Safeguarding wetland on Laboratory property
Protecting all facets of our environment
The Laboratory is in the process of reducing the number of its outfalls (discharges of liquids into the environment—most often treated wastewater) for a number of reasons:
- Every outfall requires a separate characterization and permit with the state
- Each requires sampling to ensure it’s in compliance with the permit
- Any deviation from the permit must be documented and reported
While the Lab’s eventual goal is to reduce it’s number of outfalls (as defined by the National Pollutant Discharge Elimination System) to zero, it’s making good progress and since 1993 has reduced its number of outfalls from 141 to nine.
Maintaining Laboratory environmental assets
However, there is a downside to this environmentally sound activity: these outfalls and stormwater runoff have traditionally fed a wetland in Sandia Canyon on Laboratory property and declining amounts of water to it could potential negatively impact its sustainability. The wetland on Lab property is important because it:
- Helps promotes biodiversity (many birds and other animals inhabit the area)
- Helps clean the environment (such as assisting convert historic chromium releases from a toxic form  to benign )
- Helps keep storm runoff and any potential contaminates on Laboratory property where they can be managed and remediated
Investing in our wetland
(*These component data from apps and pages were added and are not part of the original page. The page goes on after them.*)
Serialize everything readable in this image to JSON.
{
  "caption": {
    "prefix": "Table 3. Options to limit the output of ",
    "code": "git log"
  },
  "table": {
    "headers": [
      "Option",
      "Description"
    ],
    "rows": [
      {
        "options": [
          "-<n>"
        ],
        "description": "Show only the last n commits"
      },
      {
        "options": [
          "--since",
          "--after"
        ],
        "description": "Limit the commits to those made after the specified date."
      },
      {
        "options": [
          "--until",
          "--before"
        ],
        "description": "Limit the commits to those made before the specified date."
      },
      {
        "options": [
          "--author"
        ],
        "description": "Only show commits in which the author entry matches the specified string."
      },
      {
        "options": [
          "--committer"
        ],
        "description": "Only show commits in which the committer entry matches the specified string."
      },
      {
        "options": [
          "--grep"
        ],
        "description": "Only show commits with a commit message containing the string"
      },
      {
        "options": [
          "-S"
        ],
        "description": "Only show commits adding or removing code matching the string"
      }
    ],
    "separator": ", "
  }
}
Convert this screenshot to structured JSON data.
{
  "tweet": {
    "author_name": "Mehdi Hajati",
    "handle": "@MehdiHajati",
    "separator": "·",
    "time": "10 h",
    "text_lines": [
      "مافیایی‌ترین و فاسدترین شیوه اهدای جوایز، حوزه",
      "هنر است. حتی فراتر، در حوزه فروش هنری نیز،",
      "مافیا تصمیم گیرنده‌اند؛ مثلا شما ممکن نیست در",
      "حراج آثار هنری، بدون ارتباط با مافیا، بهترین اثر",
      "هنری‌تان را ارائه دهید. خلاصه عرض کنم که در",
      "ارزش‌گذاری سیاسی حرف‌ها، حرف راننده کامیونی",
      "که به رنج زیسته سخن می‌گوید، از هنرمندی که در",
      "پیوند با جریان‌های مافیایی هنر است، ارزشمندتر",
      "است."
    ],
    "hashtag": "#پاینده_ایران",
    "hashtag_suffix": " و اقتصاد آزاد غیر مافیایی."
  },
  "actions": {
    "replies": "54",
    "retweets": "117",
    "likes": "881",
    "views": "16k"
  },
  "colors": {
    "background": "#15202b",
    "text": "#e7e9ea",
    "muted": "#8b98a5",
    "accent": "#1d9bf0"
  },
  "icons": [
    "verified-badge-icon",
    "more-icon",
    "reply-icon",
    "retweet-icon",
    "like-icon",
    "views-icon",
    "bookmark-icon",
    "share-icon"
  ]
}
To help maintain the ecosystem under these conditions, the Lab is investing $2.5 million in a project to keep the water in place through the placement of three walls as a grade-control structure to slow water movement from the area as well as minimize erosion. Plans for the work have been reviewed and approved by the State of New Mexico’s Hazardous Waste and Surface Water Quality bureaus and the U.S. Army Corps of Engineers.
In an effort to stabilize the area, personnel from the Laboratory’s Corrective Actions Program are also working with Los Alamos County to help reduce sediment transported by stormwater from the County’s former landfill on the plateau directly above Sandia Canyon.
Once the grade-control structure and other associated work is complete, the site restoration includes the addition of 20,000 plants, including cattails and various willows.
Contracts for the work have gone to regional companies including Portage, Inc., Shiver Construction and Los Alamos Landscaping.